Interface dataset entries:
▬▬▬

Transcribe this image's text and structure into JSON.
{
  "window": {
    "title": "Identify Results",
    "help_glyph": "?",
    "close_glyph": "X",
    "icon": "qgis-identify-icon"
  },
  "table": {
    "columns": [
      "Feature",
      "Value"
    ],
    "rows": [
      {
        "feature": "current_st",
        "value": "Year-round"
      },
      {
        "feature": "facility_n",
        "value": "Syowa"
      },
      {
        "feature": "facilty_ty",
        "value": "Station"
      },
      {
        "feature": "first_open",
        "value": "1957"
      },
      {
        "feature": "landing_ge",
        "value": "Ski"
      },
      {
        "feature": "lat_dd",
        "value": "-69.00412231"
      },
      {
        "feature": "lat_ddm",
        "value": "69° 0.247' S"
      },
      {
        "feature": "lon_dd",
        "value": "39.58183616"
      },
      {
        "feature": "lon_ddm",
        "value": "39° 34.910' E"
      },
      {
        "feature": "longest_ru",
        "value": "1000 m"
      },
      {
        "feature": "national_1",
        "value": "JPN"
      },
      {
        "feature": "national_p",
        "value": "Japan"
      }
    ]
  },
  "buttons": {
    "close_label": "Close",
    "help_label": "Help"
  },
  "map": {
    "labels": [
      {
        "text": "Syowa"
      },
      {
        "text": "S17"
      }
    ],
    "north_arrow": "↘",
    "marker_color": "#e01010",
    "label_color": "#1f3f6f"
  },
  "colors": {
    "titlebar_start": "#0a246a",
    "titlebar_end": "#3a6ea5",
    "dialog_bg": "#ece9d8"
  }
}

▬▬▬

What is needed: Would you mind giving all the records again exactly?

Exercise response:
Transcribe this image's text and structure into JSON.
{
  "window": {
    "title": "Identify Results",
    "help_glyph": "?",
    "close_glyph": "X",
    "icon": "qgis-identify-icon"
  },
  "table": {
    "columns": [
      "Feature",
      "Value"
    ],
    "rows": [
      {
        "feature": "current_st",
        "value": "Year-round"
      },
      {
        "feature": "facility_n",
        "value": "Syowa"
      },
      {
        "feature": "facilty_ty",
        "value": "Station"
      },
      {
        "feature": "first_open",
        "value": "1957"
      },
      {
        "feature": "landing_ge",
        "value": "Ski"
      },
      {
        "feature": "lat_dd",
        "value": "-69.00412231"
      },
      {
        "feature": "lat_ddm",
        "value": "69° 0.247' S"
      },
      {
        "feature": "lon_dd",
        "value": "39.58183616"
      },
      {
        "feature": "lon_ddm",
        "value": "39° 34.910' E"
      },
      {
        "feature": "longest_ru",
        "value": "1000 m"
      },
      {
        "feature": "national_1",
        "value": "JPN"
      },
      {
        "feature": "national_p",
        "value": "Japan"
      }
    ]
  },
  "buttons": {
    "close_label": "Close",
    "help_label": "Help"
  },
  "map": {
    "labels": [
      {
        "text": "Syowa"
      },
      {
        "text": "S17"
      }
    ],
    "north_arrow": "↘",
    "marker_color": "#e01010",
    "label_color": "#1f3f6f"
  },
  "colors": {
    "titlebar_start": "#0a246a",
    "titlebar_end": "#3a6ea5",
    "dialog_bg": "#ece9d8"
  }
}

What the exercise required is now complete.